- [What is expected] Each line of the listing that contains "üçün" should be found and copied.

- [Data section]
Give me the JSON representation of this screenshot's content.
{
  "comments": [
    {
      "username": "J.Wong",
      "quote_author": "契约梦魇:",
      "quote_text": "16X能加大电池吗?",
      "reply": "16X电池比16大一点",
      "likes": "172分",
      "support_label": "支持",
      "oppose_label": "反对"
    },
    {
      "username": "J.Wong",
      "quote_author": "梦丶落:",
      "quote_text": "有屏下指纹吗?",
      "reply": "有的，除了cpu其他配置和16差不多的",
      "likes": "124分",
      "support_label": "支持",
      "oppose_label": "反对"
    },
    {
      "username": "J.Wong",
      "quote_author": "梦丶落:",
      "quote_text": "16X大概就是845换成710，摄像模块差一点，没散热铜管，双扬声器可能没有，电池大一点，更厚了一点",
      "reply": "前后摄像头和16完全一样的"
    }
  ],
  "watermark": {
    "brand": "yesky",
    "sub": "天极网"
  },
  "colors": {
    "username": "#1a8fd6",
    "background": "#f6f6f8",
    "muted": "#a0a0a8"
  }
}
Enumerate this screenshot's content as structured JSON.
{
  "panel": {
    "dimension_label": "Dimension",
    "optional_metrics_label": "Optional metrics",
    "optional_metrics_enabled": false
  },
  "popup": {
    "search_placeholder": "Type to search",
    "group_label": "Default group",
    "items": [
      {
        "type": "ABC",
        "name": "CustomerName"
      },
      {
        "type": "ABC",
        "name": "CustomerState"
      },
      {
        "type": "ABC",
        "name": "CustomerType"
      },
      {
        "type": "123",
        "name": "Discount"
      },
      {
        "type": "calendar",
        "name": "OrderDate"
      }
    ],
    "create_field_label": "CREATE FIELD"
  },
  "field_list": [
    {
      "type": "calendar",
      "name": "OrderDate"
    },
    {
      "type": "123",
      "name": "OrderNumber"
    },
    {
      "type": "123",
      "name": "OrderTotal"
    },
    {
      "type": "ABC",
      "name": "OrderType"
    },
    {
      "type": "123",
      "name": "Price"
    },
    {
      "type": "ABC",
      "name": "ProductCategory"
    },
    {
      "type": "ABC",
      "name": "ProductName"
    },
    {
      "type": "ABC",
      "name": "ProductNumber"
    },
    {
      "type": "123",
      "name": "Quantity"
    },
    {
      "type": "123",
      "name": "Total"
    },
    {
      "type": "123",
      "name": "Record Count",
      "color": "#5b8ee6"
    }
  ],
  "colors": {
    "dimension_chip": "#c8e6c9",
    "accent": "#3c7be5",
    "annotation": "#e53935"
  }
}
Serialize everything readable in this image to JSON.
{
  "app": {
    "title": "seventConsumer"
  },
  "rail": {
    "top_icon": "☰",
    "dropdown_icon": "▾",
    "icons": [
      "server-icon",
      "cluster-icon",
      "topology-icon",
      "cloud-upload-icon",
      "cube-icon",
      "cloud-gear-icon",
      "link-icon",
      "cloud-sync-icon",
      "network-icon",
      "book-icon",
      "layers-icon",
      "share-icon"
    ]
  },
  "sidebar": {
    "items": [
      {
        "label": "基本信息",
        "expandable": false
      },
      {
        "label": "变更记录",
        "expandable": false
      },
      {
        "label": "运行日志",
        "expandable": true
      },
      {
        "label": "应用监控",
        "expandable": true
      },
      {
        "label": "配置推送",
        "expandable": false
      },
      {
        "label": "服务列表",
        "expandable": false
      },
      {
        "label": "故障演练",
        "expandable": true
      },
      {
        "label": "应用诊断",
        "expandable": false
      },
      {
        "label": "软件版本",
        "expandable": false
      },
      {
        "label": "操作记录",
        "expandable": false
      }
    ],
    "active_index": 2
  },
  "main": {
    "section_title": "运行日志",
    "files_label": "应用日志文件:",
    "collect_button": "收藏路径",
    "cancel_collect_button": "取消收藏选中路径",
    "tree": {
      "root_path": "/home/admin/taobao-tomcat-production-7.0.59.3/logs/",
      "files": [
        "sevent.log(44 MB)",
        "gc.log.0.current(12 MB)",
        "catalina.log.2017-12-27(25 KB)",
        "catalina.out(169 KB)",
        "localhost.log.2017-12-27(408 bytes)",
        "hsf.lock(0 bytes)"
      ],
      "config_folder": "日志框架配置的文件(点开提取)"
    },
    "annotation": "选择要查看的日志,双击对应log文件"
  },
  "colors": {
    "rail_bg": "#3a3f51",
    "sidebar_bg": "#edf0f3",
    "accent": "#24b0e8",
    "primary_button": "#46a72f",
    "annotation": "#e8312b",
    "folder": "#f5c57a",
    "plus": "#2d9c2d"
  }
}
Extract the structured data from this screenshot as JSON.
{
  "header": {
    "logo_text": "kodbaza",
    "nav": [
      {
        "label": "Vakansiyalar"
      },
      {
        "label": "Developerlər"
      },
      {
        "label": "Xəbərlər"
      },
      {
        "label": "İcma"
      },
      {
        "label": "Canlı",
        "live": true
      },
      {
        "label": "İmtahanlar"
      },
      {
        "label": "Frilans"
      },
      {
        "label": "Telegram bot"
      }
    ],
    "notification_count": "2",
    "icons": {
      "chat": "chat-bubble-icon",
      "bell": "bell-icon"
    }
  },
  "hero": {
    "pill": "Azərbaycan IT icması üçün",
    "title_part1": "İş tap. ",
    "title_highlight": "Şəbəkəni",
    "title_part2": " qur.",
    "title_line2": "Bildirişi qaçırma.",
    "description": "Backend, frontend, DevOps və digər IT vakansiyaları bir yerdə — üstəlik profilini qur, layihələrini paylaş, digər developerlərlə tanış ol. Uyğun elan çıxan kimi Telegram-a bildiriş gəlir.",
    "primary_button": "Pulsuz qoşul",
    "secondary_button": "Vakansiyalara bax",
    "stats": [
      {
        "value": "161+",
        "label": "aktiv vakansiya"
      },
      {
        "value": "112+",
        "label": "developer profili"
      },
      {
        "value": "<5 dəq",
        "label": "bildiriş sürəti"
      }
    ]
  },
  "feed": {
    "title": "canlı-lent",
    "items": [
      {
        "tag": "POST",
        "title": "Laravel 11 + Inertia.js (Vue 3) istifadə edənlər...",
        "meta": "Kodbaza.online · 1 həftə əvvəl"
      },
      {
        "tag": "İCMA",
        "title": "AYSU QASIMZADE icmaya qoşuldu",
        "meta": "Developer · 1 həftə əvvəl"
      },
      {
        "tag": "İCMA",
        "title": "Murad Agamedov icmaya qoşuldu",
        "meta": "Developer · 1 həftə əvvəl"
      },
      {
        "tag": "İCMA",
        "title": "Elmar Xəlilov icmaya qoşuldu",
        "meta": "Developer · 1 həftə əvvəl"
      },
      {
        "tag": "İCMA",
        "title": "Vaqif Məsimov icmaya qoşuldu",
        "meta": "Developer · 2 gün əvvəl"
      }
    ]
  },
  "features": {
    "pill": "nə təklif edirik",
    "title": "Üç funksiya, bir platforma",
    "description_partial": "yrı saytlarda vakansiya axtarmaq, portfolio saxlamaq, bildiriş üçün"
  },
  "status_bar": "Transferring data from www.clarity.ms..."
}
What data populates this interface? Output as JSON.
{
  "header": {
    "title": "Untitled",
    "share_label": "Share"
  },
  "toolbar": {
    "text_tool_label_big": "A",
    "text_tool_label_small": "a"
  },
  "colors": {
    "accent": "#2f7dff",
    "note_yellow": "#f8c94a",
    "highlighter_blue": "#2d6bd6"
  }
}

- [Output of the exercise]
    "pill": "Azərbaycan IT icması üçün",
    "description_partial": "yrı saytlarda vakansiya axtarmaq, portfolio saxlamaq, bildiriş üçün"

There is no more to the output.